Puppies may not be able to hold their bladder overnight until they are several months old. However, it’s essential to start training your puppy to sleep through the night without accidents as soon as possible. Consider taking your puppy outside before bedtime and limiting their access to water a few hours before bedtime. Additionally, consider using a crate or puppy pen to help your puppy learn to sleep through the night without having accidents.
How Long Can a 9-Week-Old Puppy Hold Its Bladder During the Day?
As previously mentioned, a nine-week-old puppy can hold its bladder for approximately one hour during the day. However, this can vary depending on several factors, including breed, size, and activity level. It’s essential to take your puppy outside frequently, especially after meals, drinking water, and playing. Gradually increase the time between bathroom breaks to help your puppy develop better bladder control.
What to Do When Your Puppy Has Accidents Indoors
Accidents are a normal part of puppy training, and it’s essential to handle them correctly. Avoid punishing your puppy, as this can lead to anxiety and fear. Instead, use positive reinforcement techniques, such as praise and treats, to encourage good behavior. Clean up any accidents promptly using an enzymatic cleaner to remove any odor that may attract your puppy to use the same spot again.
The Importance of Consistency and Routine for Puppy Bladder Control
Consistency and routine are essential for developing good bladder control in puppies. Establish a regular feeding schedule and take your puppy outside frequently throughout the day. Additionally, use the same command or cue when taking your puppy outside to help them associate the command with going to the bathroom. Consistency and routine will help your puppy develop good bladder habits and improve their bladder control.
Signs of Bladder Issues in Puppies: When to Seek Veterinary Care
If you notice your puppy having accidents more frequently than usual, straining to urinate, or showing signs of pain when urinating, it’s essential to seek veterinary care. These can be signs of a urinary tract infection, bladder stones, or kidney disease.
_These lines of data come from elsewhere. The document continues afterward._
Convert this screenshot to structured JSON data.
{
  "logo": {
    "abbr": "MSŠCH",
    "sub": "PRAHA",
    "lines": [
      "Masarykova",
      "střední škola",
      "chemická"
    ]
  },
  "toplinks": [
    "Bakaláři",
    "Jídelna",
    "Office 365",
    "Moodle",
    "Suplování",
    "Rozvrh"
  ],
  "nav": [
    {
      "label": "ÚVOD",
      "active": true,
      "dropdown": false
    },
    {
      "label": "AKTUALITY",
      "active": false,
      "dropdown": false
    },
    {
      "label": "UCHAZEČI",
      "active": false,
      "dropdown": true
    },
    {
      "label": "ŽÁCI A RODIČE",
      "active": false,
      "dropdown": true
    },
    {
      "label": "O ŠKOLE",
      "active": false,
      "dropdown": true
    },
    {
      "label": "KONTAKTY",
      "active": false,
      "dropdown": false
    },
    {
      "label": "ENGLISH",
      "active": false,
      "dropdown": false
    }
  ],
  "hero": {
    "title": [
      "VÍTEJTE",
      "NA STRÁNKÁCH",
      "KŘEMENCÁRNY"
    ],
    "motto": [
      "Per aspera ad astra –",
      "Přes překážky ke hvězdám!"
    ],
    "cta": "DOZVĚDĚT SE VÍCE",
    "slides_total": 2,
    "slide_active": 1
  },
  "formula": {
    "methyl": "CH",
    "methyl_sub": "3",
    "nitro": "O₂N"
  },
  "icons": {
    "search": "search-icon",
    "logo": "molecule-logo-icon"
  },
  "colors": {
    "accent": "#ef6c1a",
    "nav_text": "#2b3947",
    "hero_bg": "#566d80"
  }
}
Additionally, if you notice blood in your puppy’s urine or a foul odor, it’s crucial to seek veterinary care immediately.
Frequently Asked Questions About Puppy Bladder Control
Q: How often should I take my puppy outside to urinate?
A: A nine-week-old puppy should be taken outside every hour during the day.
Q: Can I train my puppy to hold its bladder longer?
A: Yes, gradually increasing the time between bathroom breaks can help your puppy develop better bladder control.
Q: Can feeding my puppy a certain diet improve its bladder control?
A: Feeding your puppy a balanced diet that supports bladder health can help improve bladder control.
Conclusion: Tips for Helping Your Puppy Develop Good Bladder Habits
In conclusion, understanding puppy bladder control is essential for raising a happy and healthy puppy. At nine weeks old, puppies are still developing their bladder control, and accidents are normal. However, with patience and consistency, you can help your puppy develop good bladder habits. Start by taking your puppy outside frequently, feeding them a balanced diet, and establishing a routine. If you notice any signs of bladder issues, seek veterinary care immediately. With proper training and care, your puppy will develop good bladder control and be a happy and healthy companion for years to come.